By Daniel Hart
Published: December 11, 2020 (Last updated: December 15, 2023)
Netflix film The Prom


Regardless of the themes and necessary messaging, The Prom does not land itself well as a musical — it’s hammy, and the cast does not meld together as much as we’d like them to.

This review of Netflix film The Prom contains no spoilers. The musical was released on the streaming service on December 11, 2020.

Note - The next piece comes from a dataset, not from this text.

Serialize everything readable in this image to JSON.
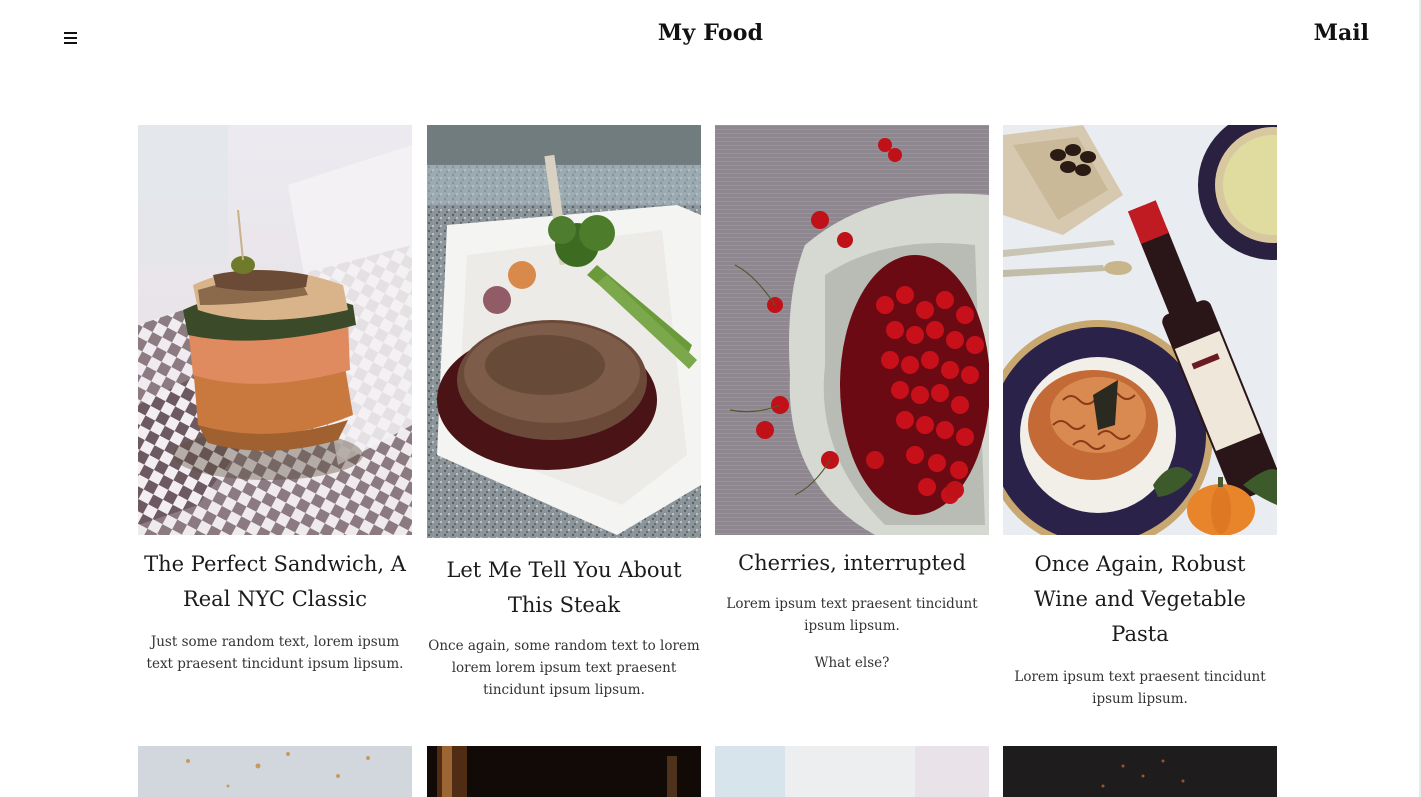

The Prom follows down-on-their-luck Broadway stars who rally around a teenage girl at a school who wants to go to the prom with her girlfriend; this is not a possibility because they live in conservative small-town Indiana town with a social environment reduced down to a pulp. There are old-fashioned, undesirable and religious connotations at play in this Netflix film — it’s a message of inclusivity, that’s the brand of the story, while glazing viewers with musical numbers for good measure.

But the real test of a film like The Prom is the emotions it brings from tying the story to music. It never really lands in this film; while the musical numbers are nothing to be smirked at, it feels disconnected from the narrative somehow. It’s almost like the script and the theme was agreed, and then the production team decided to write the songs after. The songs need to make the film, and not just be a prop so you can hail it a musical.

I sensed a lot of irony in the story; the broadway trio (Meryl Streep, James Corden, Nicole Kidman) launch themselves at the opportunity to become activitists for school girl Emma Nolan (Jo Ellen Pellman) purely because their latest broadway show was panned by critics; they needed a PR opportunity, and supported a gay student in her fight to be able to go prom with her girlfriend; this is a route for a good news story. But for some reason, I could not get this nagging feeling out of my head that the mentioned cast were doing the same thing by being part of this film. Their performances are hammed in; it’s almost like they are trying to tick a box that they’ve participated in a wholly LGBTQ+ teen film.

Of course, putting aside my possible paranoid conspiracy theories, there’s something odd about seeing James Corden sing and dance alongside Meryl Streep; it’s almost like I’ve entered into a new Universe and we are experiencing a nightmare. I’m sure James Corden enjoys the drama of a musical, but does the audience? There’s a significant difference between a feature-length musical and Carpool Karaoke.

If we ignore the stars, when the film veers to the high school side of the story, it’s a much more interesting premise — Jo Ellen Pellman puts in the best performance of the film and almost shows up her co-stars. There’s a sweetness to the story — it’s filled with hope and promise for a brighter, more inclusive, and loving future where parents are not ashamed of who their children are and we all live harmoniously — Netflix’s The Prom represents how we should fight for our causes, regardless of the adversity.

But unfortunately, regardless of the themes and necessary messaging, The Prom does not land itself well as a musical — it’s hammy and the cast does not meld together as much as we’d like them to.

Movie Reviews, Netflix